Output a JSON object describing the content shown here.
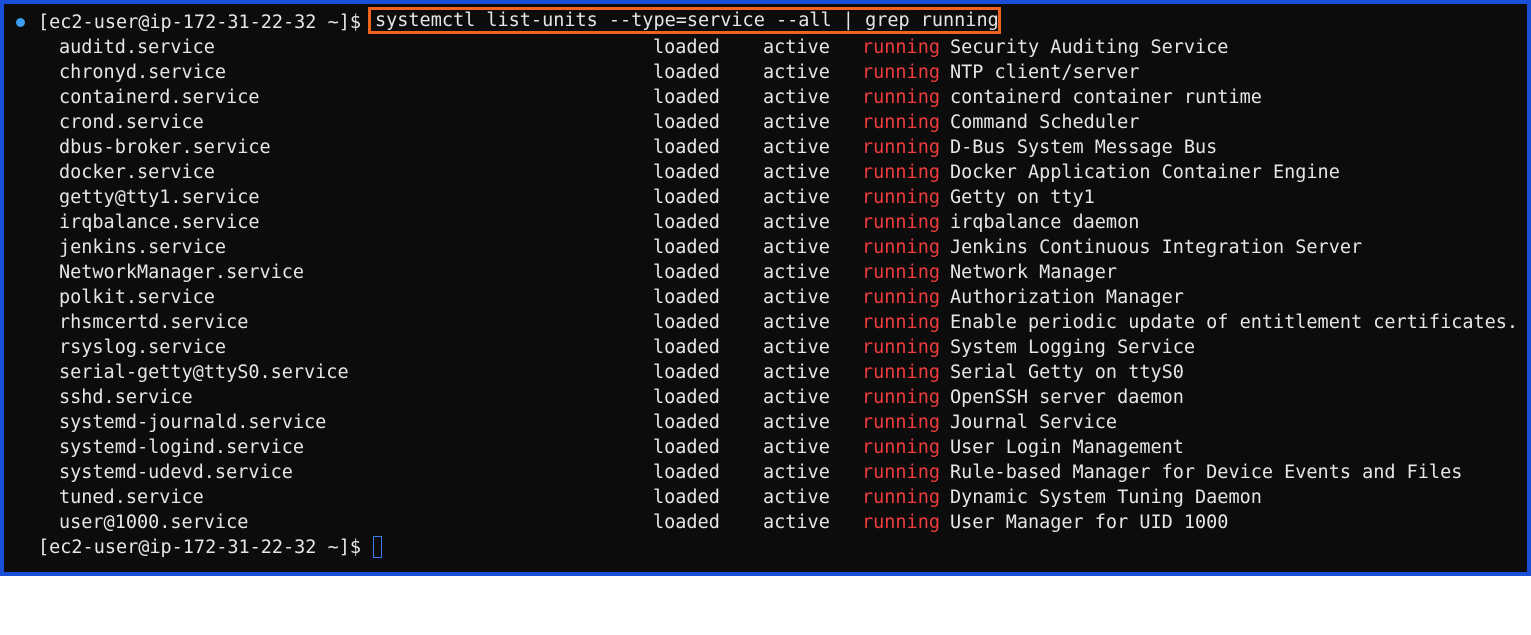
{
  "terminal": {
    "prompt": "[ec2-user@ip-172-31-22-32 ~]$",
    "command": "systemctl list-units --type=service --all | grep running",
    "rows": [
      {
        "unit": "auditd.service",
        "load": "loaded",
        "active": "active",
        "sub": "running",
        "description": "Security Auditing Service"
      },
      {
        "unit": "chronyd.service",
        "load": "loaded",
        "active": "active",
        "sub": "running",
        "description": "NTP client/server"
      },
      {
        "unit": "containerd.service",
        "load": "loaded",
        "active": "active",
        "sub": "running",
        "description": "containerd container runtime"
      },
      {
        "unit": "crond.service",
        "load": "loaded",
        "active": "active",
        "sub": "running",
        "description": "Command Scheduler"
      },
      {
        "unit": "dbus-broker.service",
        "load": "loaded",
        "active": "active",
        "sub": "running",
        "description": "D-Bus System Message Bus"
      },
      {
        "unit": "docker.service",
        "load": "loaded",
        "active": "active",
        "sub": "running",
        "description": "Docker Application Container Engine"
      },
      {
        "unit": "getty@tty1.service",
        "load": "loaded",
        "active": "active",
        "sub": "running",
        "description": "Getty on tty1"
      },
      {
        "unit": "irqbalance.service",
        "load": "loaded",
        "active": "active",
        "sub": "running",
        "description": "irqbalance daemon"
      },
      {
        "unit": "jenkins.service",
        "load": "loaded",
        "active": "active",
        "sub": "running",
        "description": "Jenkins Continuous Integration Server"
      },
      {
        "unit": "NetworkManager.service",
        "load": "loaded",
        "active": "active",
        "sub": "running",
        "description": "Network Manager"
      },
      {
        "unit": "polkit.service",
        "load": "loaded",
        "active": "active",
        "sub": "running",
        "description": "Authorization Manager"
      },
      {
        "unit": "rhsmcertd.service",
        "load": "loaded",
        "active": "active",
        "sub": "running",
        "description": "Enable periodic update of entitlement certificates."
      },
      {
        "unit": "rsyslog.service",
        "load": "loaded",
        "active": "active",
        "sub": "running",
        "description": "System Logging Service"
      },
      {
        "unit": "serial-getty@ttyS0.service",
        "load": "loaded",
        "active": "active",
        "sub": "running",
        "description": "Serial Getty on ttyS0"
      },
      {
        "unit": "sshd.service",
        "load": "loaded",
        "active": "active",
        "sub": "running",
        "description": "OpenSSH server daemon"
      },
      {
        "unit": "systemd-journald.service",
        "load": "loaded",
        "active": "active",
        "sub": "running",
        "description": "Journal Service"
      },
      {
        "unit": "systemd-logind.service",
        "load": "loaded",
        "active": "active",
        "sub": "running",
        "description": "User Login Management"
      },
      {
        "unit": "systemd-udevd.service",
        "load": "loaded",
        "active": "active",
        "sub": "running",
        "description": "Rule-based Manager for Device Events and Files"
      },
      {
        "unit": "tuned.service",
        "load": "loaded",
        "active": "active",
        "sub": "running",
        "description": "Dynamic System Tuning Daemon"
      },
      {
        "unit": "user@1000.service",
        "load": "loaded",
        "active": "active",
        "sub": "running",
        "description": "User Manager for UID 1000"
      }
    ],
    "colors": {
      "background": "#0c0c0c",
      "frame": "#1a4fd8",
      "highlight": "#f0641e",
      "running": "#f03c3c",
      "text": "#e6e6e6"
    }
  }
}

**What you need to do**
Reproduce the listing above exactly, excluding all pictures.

**Completed exercise**
Output a JSON object describing the content shown here.
{
  "terminal": {
    "prompt": "[ec2-user@ip-172-31-22-32 ~]$",
    "command": "systemctl list-units --type=service --all | grep running",
    "rows": [
      {
        "unit": "auditd.service",
        "load": "loaded",
        "active": "active",
        "sub": "running",
        "description": "Security Auditing Service"
      },
      {
        "unit": "chronyd.service",
        "load": "loaded",
        "active": "active",
        "sub": "running",
        "description": "NTP client/server"
      },
      {
        "unit": "containerd.service",
        "load": "loaded",
        "active": "active",
        "sub": "running",
        "description": "containerd container runtime"
      },
      {
        "unit": "crond.service",
        "load": "loaded",
        "active": "active",
        "sub": "running",
        "description": "Command Scheduler"
      },
      {
        "unit": "dbus-broker.service",
        "load": "loaded",
        "active": "active",
        "sub": "running",
        "description": "D-Bus System Message Bus"
      },
      {
        "unit": "docker.service",
        "load": "loaded",
        "active": "active",
        "sub": "running",
        "description": "Docker Application Container Engine"
      },
      {
        "unit": "getty@tty1.service",
        "load": "loaded",
        "active": "active",
        "sub": "running",
        "description": "Getty on tty1"
      },
      {
        "unit": "irqbalance.service",
        "load": "loaded",
        "active": "active",
        "sub": "running",
        "description": "irqbalance daemon"
      },
      {
        "unit": "jenkins.service",
        "load": "loaded",
        "active": "active",
        "sub": "running",
        "description": "Jenkins Continuous Integration Server"
      },
      {
        "unit": "NetworkManager.service",
        "load": "loaded",
        "active": "active",
        "sub": "running",
        "description": "Network Manager"
      },
      {
        "unit": "polkit.service",
        "load": "loaded",
        "active": "active",
        "sub": "running",
        "description": "Authorization Manager"
      },
      {
        "unit": "rhsmcertd.service",
        "load": "loaded",
        "active": "active",
        "sub": "running",
        "description": "Enable periodic update of entitlement certificates."
      },
      {
        "unit": "rsyslog.service",
        "load": "loaded",
        "active": "active",
        "sub": "running",
        "description": "System Logging Service"
      },
      {
        "unit": "serial-getty@ttyS0.service",
        "load": "loaded",
        "active": "active",
        "sub": "running",
        "description": "Serial Getty on ttyS0"
      },
      {
        "unit": "sshd.service",
        "load": "loaded",
        "active": "active",
        "sub": "running",
        "description": "OpenSSH server daemon"
      },
      {
        "unit": "systemd-journald.service",
        "load": "loaded",
        "active": "active",
        "sub": "running",
        "description": "Journal Service"
      },
      {
        "unit": "systemd-logind.service",
        "load": "loaded",
        "active": "active",
        "sub": "running",
        "description": "User Login Management"
      },
      {
        "unit": "systemd-udevd.service",
        "load": "loaded",
        "active": "active",
        "sub": "running",
        "description": "Rule-based Manager for Device Events and Files"
      },
      {
        "unit": "tuned.service",
        "load": "loaded",
        "active": "active",
        "sub": "running",
        "description": "Dynamic System Tuning Daemon"
      },
      {
        "unit": "user@1000.service",
        "load": "loaded",
        "active": "active",
        "sub": "running",
        "description": "User Manager for UID 1000"
      }
    ],
    "colors": {
      "background": "#0c0c0c",
      "frame": "#1a4fd8",
      "highlight": "#f0641e",
      "running": "#f03c3c",
      "text": "#e6e6e6"
    }
  }
}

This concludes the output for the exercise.